When treating a tooth with complicated crown-root fracture, it should be noted that each case has unique challenges and accordingly requires different treatment plan. Dentists currently adopt multidisciplinary approaches for treating fractured teeth, including orthodontics, endodontics and restoratives.
Orthodontic extrusion can be used as an alternative to other removal appliances, provided that the tooth demonstrates signs of vitality and thus can be saved. Conservative treatment (i.e., saving a tooth rather than extracting it in trauma cases) depends on a number of factors related to the tooth itself, the patient and the parents. For example, in a growing child missing a tooth could have significant effect on the child’s quality of life, bringing about some strong, prolonged impact on the patient’s emotions and social interaction.

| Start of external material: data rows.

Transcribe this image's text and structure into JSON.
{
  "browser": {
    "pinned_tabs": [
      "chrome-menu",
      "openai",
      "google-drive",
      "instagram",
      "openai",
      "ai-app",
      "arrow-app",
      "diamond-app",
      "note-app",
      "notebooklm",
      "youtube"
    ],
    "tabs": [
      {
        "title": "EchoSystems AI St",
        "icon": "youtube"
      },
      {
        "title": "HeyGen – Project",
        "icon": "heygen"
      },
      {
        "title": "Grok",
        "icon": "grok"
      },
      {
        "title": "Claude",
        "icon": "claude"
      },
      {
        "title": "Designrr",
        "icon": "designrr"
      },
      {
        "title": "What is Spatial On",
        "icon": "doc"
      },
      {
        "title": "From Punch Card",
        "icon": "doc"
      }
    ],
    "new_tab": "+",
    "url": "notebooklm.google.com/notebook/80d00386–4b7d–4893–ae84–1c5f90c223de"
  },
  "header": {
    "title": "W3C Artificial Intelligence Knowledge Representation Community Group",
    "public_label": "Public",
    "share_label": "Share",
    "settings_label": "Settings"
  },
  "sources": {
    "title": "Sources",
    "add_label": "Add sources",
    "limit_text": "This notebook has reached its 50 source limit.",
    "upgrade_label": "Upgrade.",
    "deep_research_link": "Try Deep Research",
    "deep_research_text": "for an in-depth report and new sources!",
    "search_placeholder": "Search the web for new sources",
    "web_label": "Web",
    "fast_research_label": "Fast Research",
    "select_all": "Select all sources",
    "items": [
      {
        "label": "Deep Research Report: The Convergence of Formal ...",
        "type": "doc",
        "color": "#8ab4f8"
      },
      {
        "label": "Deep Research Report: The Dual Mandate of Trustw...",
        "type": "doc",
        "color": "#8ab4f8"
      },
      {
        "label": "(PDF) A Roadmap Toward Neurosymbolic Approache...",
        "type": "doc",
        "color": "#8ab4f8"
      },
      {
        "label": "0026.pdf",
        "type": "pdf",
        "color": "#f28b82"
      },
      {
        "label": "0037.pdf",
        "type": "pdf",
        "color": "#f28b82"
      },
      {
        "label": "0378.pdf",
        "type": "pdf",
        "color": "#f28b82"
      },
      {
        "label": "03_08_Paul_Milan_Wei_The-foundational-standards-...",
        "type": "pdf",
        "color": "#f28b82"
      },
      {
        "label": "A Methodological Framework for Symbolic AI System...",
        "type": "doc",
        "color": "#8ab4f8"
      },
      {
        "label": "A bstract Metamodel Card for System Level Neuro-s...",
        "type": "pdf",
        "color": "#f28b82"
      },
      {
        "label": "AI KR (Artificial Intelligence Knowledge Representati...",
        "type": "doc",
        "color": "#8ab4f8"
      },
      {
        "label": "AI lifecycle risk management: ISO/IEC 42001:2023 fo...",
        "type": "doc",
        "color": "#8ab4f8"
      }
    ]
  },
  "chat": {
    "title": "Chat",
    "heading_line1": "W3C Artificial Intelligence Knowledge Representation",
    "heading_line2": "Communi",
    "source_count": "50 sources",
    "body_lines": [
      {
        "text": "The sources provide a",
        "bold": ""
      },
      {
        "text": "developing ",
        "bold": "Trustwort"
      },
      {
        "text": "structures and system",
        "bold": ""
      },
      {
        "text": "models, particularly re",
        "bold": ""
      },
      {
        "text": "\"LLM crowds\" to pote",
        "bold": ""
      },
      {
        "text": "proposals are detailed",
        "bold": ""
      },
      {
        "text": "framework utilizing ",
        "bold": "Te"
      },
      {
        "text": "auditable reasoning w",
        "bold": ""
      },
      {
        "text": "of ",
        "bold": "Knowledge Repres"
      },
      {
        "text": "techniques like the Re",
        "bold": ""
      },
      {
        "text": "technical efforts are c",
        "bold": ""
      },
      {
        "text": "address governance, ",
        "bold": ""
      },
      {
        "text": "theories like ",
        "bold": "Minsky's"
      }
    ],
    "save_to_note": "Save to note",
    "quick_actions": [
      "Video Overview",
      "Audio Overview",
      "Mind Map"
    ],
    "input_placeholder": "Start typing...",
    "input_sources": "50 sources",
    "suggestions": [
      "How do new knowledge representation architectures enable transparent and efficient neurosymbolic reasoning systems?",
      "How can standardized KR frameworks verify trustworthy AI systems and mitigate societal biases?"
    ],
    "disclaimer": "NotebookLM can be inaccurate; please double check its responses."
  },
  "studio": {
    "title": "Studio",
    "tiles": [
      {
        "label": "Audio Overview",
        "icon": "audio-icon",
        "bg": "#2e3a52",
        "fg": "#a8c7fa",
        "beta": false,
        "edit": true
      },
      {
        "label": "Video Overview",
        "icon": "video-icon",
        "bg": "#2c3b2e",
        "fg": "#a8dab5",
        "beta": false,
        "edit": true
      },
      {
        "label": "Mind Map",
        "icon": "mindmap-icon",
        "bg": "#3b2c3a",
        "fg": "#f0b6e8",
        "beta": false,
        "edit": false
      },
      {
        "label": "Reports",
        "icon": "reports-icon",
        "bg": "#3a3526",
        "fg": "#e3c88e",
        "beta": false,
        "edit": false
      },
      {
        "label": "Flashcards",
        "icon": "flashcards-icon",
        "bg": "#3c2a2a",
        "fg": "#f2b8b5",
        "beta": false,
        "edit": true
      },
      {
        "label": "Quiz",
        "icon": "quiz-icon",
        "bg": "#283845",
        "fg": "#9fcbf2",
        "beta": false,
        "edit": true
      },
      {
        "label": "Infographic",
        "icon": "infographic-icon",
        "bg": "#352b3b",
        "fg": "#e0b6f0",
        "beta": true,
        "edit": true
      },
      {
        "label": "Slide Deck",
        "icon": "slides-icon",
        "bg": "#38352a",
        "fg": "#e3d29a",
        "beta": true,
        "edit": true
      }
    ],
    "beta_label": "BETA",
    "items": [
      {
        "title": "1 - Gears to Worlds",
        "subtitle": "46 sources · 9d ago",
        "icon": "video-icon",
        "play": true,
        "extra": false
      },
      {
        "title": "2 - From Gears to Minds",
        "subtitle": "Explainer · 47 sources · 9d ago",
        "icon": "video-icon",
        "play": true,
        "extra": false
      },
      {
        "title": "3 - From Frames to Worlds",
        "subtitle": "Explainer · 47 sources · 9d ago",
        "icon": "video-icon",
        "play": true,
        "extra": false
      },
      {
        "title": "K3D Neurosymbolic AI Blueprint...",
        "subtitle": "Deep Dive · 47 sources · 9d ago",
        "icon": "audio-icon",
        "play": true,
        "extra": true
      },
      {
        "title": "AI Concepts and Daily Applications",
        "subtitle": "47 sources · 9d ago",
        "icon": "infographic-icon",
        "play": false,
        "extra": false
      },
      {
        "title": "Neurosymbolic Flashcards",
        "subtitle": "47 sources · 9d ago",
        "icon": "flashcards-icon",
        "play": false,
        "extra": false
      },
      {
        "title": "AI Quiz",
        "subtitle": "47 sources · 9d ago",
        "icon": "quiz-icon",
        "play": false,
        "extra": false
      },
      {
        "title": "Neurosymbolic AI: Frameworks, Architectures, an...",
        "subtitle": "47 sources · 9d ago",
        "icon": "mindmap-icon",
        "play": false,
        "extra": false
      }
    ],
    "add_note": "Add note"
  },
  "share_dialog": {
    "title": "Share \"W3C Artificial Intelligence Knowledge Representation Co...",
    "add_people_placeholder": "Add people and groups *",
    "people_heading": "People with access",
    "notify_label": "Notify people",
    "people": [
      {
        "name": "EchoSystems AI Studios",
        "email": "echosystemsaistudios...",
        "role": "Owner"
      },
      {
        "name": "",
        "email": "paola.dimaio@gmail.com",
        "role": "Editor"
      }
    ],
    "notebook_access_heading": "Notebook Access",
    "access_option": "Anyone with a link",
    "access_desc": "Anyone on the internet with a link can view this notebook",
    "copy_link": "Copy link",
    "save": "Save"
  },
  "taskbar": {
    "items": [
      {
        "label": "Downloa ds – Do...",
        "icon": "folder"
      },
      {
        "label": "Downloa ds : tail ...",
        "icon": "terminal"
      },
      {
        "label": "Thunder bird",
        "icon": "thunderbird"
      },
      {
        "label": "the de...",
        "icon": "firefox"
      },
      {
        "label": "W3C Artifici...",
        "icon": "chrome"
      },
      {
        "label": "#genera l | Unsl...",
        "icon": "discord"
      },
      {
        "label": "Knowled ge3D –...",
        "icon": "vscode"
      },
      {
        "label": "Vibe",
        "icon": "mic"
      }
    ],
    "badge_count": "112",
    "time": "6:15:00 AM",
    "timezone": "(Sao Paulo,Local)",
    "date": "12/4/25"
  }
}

Let us look around literature to see what possible treatment options are given for managing teeth with complicated crown-root fracture. One option is to remove the fractured crown fragment and to restore the tooth, provided that the fracture line has not reached the biological width. Another option is to remove crown fragment and to expose the fracture line with gingivectomy to establish biologic width before restoring the tooth. A third option is to remove the crown fragment, do root canal treatment and finally restore the tooth with post-core supported crown. A clinician can also remove the crown fragment, do root canal treatment followed by orthodontic or surgical extrusion and then restore the tooth with post crown. In severe cases, the tooth must be extracted and replaced with prosthesis.
This is still governed by the restorability of the remaining tooth structure; that is, it must be questioned whether a tooth needs root canal treatment and how to save the tooth from contamination form the subgingival tissue. Nevertheless, a clinician has to assess how to bring the tooth margin to a gingival level in order to build up an aesthetic restoration with good coronal seal and self-cleansing margins.
Root canal treatment in crown-root fractured teeth is considered difficult due to the associated bleeding and crevicular fluid contamination from gingiva that happens after removing crown fragment. However, a clinician might consider gluing the coronal portion if possible and doing the root canal treatment through it to avoid excessive bleeding. An apexification material such as root repair calcium silicate-based cement can be used as intracanal medication to promote root completion as it possesses high biocompatibility as well as antibacterial and osteogenic properties.
Orthodontic extrusion can be done with sectional fixed orthodontic technique with 4 brackets and short NiTi (0.014 × 0.025) rectangular wire with easy access, easy cleaning and less potential to develop supracrestal fibrotomy.